The Serra da Gardunha Regional Protected Landscape was created on 16 May 2014 due to its acknowledged value and the importance of its inclusion on the national list of Natura 2000 Network Sites of Community Importance (SCI), as a Special Conservation Area (SCA) under the Habitats Directive.

The Serra da Gardunha belongs to the Central Mountain Range, as a branch of the Serra da Estrela, which extends in a northeast-southwest direction for 20 kilometres, with a maximum altitude of 1,227 metres, establishing a natural barrier between the Castelo Branco and Cova da Beira plains.

This area has a high degree of biodiversity, in which it is possible to find features characteristic of the north, centre and south of the country.
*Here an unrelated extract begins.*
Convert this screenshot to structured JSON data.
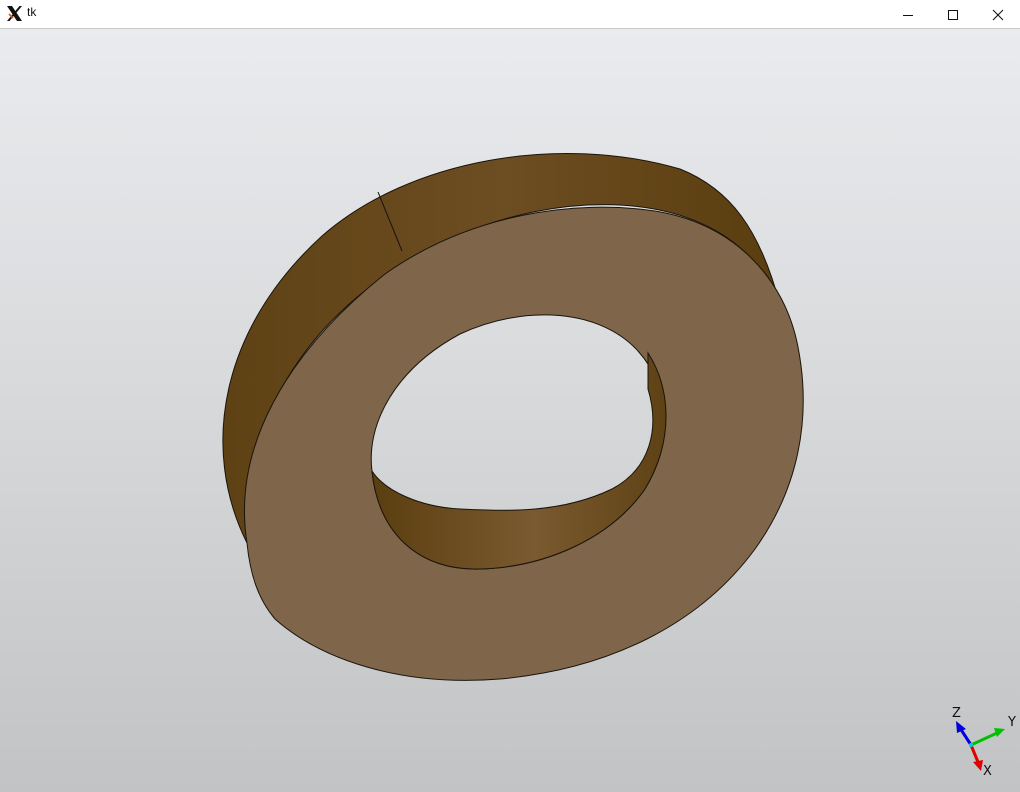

Granite, shale and water influence its geomorphology and the diversity of the landscape, along with human intervention, in particular cherry trees and forest areas.


In terms of flora, on the northern slope there are habitats consisting of sweet chestnut trees (Castanea sativa), pedunculate or common oaks (Quercus robur) and Pyrenean oaks (Quercus pyrenaica) as well as the asphodelus (Asphodelus bento-rainhae), which is endemic to this Portuguese territory. On the other hand, the southern slope consists of a variety of scrub forest, including species such as heathers and non-littoral Mediterranean heaths (Erica), as well as caldoneira (Echinospartum ibericum), which is endemic to the Iberian peninsula.

Its fauna includes the Eurasian otter (Lutra lutra), the Iberian emerald lizard (Lacerta scheriberi), the golden-striped salamander (Chioglossa lusitanica), the Iberian nase (Chrondrostoma polypepis), the Iberian roach (Rutilus alburnoides) and the marsh fritillary (Euphydrya aurinia), but also a variety of protected birds, such as the Montagu’s harrier (Circus pygargus) and the booted eagle (Hieraaetus pennatus).

In addition to plant communities, such as temporary Mediterranean pools and residual alluvial forests, Serra da Gardunha is of great interest from the standpoint of geomorphology, given the value of its granite outcrops on a worldwide scale. Traditionally a travel route, its historical and cultural features are also important, and include dozens of archaeological finds and listed properties.